_EXERCISE INSTRUCTIONS_
The answer should be one number only, namely how many lines of the records hold the word "Application".

Segment Start: EXERCISE DATA

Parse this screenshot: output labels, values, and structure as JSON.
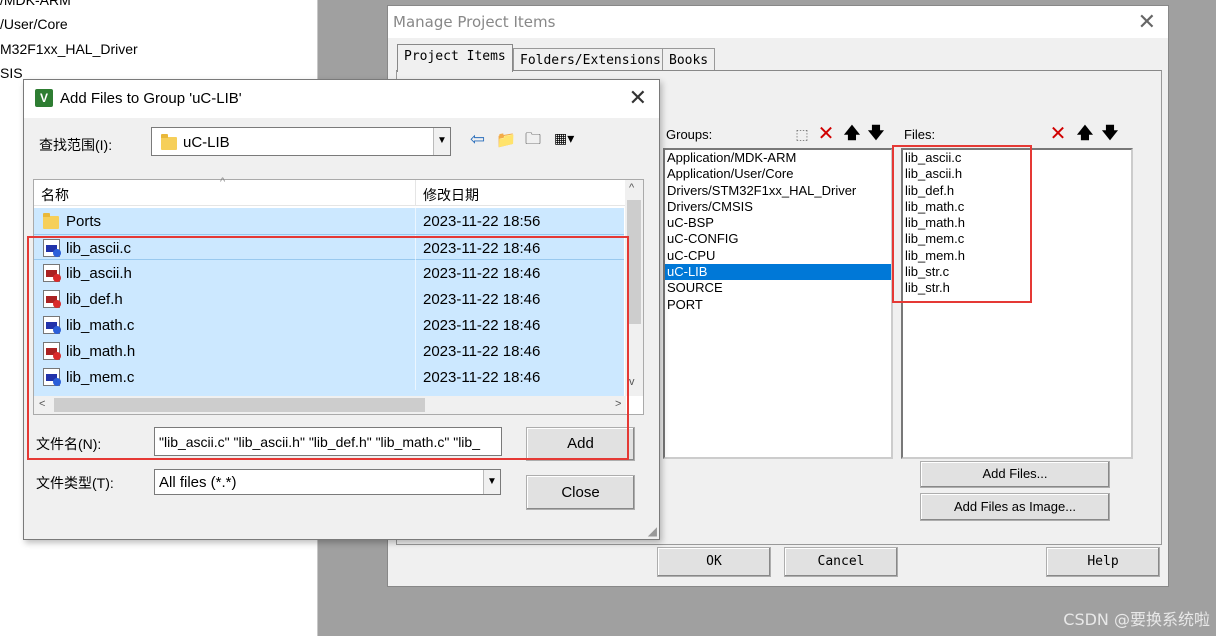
{
  "background_tree": {
    "items": [
      "/MDK-ARM",
      "/User/Core",
      "M32F1xx_HAL_Driver",
      "SIS"
    ]
  },
  "manage_dialog": {
    "title": "Manage Project Items",
    "tabs": [
      {
        "label": "Project Items",
        "active": true
      },
      {
        "label": "Folders/Extensions",
        "active": false
      },
      {
        "label": "Books",
        "active": false
      }
    ],
    "groups_label": "Groups:",
    "groups": [
      "Application/MDK-ARM",
      "Application/User/Core",
      "Drivers/STM32F1xx_HAL_Driver",
      "Drivers/CMSIS",
      "uC-BSP",
      "uC-CONFIG",
      "uC-CPU",
      "uC-LIB",
      "SOURCE",
      "PORT"
    ],
    "selected_group": "uC-LIB",
    "files_label": "Files:",
    "files": [
      "lib_ascii.c",
      "lib_ascii.h",
      "lib_def.h",
      "lib_math.c",
      "lib_math.h",
      "lib_mem.c",
      "lib_mem.h",
      "lib_str.c",
      "lib_str.h"
    ],
    "add_files_label": "Add Files...",
    "add_files_image_label": "Add Files as Image...",
    "ok_label": "OK",
    "cancel_label": "Cancel",
    "help_label": "Help"
  },
  "add_dialog": {
    "title": "Add Files to Group 'uC-LIB'",
    "look_in_label": "查找范围(I):",
    "look_in_value": "uC-LIB",
    "col_name": "名称",
    "col_date": "修改日期",
    "rows": [
      {
        "name": "Ports",
        "date": "2023-11-22 18:56",
        "icon": "folder-icon"
      },
      {
        "name": "lib_ascii.c",
        "date": "2023-11-22 18:46",
        "icon": "c-file-icon"
      },
      {
        "name": "lib_ascii.h",
        "date": "2023-11-22 18:46",
        "icon": "h-file-icon"
      },
      {
        "name": "lib_def.h",
        "date": "2023-11-22 18:46",
        "icon": "h-file-icon"
      },
      {
        "name": "lib_math.c",
        "date": "2023-11-22 18:46",
        "icon": "c-file-icon"
      },
      {
        "name": "lib_math.h",
        "date": "2023-11-22 18:46",
        "icon": "h-file-icon"
      },
      {
        "name": "lib_mem.c",
        "date": "2023-11-22 18:46",
        "icon": "c-file-icon"
      }
    ],
    "filename_label": "文件名(N):",
    "filename_value": "\"lib_ascii.c\" \"lib_ascii.h\" \"lib_def.h\" \"lib_math.c\" \"lib_",
    "filetype_label": "文件类型(T):",
    "filetype_value": "All files (*.*)",
    "add_label": "Add",
    "close_label": "Close"
  },
  "watermark": "CSDN @要换系统啦",
  "colors": {
    "selection": "#cce8ff",
    "highlight": "#0078d7",
    "annotation_red": "#e53935"
  }
}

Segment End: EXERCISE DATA

_RESULT OF THE TASK_
2